Chief Executive John Lee said on Tuesday that elections will still be held in the selection of future district councillors, though steps will be taken to ensure that only patriots who don't jeopardise national security can be elected.
Speaking ahead of the weekly Executive Council meeting, Lee said a review on district administration is almost complete. The review, announced in his maiden policy address last year, was aimed at making sure that the district council system is in line with the principle of patriots governing Hong Kong.
Lee said while district councils are worth keeping, there’s a need to do more to safeguard national security, maintain an executive-led administration and prevent what he said were "outrageous behaviours" from happening again.
"They [some former district councillors] are the root of the problem, and they had been behaving in such a way that caused damage to society, upsetting everybody's expectation of what a district councillor should do, and by the very fact that two-thirds of them either resigned or were disqualified, that shows that they're absolutely every part of the problem," he said.
"We are not going to allow this to repeat. I will not allow district councils to be the platform to promote Hong Kong independence or anything which is against the Basic Law. I think society will not allow district councils to misbehave like that, disappointing them in many regards."
While details will be announced soon, Lee said there will be multiple ways for people to become district councillors in future.
"Amongst these possible entry rules, there will be elements of election,” the CE said. "We're working on the actual details, we will formalise it very quickly."

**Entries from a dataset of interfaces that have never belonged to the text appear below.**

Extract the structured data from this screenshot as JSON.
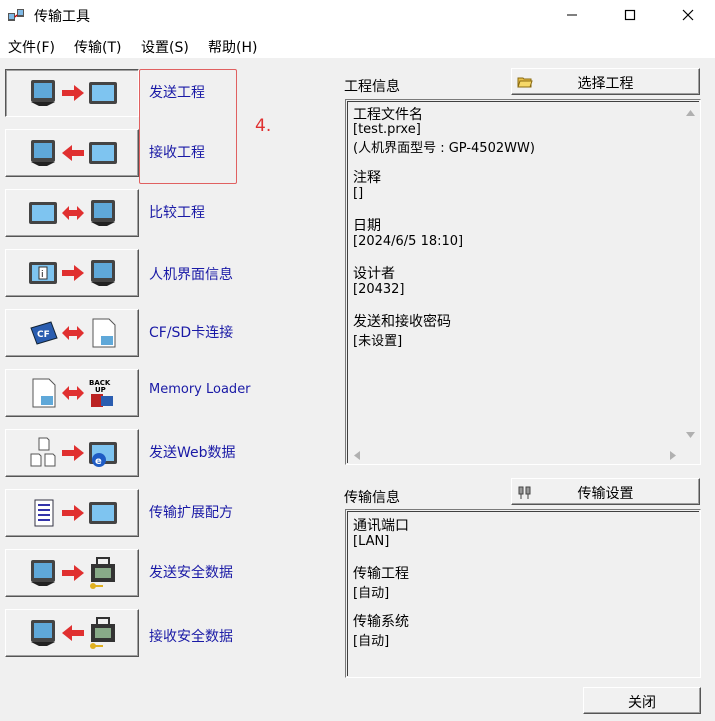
{
  "window": {
    "title": "传输工具",
    "icons": {
      "app": "transfer-tool-icon",
      "minimize": "minimize-icon",
      "maximize": "maximize-icon",
      "close": "close-icon"
    }
  },
  "menu": [
    "文件(F)",
    "传输(T)",
    "设置(S)",
    "帮助(H)"
  ],
  "tools": [
    {
      "label": "发送工程",
      "icon": "send-project-icon"
    },
    {
      "label": "接收工程",
      "icon": "receive-project-icon"
    },
    {
      "label": "比较工程",
      "icon": "compare-project-icon"
    },
    {
      "label": "人机界面信息",
      "icon": "hmi-info-icon"
    },
    {
      "label": "CF/SD卡连接",
      "icon": "cf-sd-card-connect-icon"
    },
    {
      "label": "Memory Loader",
      "icon": "memory-loader-icon"
    },
    {
      "label": "发送Web数据",
      "icon": "send-web-data-icon"
    },
    {
      "label": "传输扩展配方",
      "icon": "transfer-recipe-icon"
    },
    {
      "label": "发送安全数据",
      "icon": "send-security-data-icon"
    },
    {
      "label": "接收安全数据",
      "icon": "receive-security-data-icon"
    }
  ],
  "annotation": "4.",
  "project_info": {
    "label": "工程信息",
    "select_button": "选择工程",
    "select_icon": "folder-icon",
    "lines": [
      {
        "text": "工程文件名",
        "heading": true
      },
      {
        "text": "[test.prxe]",
        "heading": false
      },
      {
        "text": "(人机界面型号 : GP-4502WW)",
        "heading": false
      },
      {
        "text": "",
        "heading": false
      },
      {
        "text": "注释",
        "heading": true
      },
      {
        "text": "[]",
        "heading": false
      },
      {
        "text": "",
        "heading": false
      },
      {
        "text": "日期",
        "heading": true
      },
      {
        "text": "[2024/6/5 18:10]",
        "heading": false
      },
      {
        "text": "",
        "heading": false
      },
      {
        "text": "设计者",
        "heading": true
      },
      {
        "text": "[20432]",
        "heading": false
      },
      {
        "text": "",
        "heading": false
      },
      {
        "text": "发送和接收密码",
        "heading": true
      },
      {
        "text": "[未设置]",
        "heading": false
      }
    ]
  },
  "transfer_info": {
    "label": "传输信息",
    "settings_button": "传输设置",
    "settings_icon": "cable-icon",
    "lines": [
      {
        "text": "通讯端口",
        "heading": true
      },
      {
        "text": "[LAN]",
        "heading": false
      },
      {
        "text": "",
        "heading": false
      },
      {
        "text": "传输工程",
        "heading": true
      },
      {
        "text": "[自动]",
        "heading": false
      },
      {
        "text": "",
        "heading": false
      },
      {
        "text": "传输系统",
        "heading": true
      },
      {
        "text": "[自动]",
        "heading": false
      }
    ]
  },
  "close_button": "关闭"
}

Currently, district councils are formed mainly via citywide elections, with the remaining seats occupied by rural committee chairs.
Lee also said the total number of district council seats in the next term will be similar to that of the current term.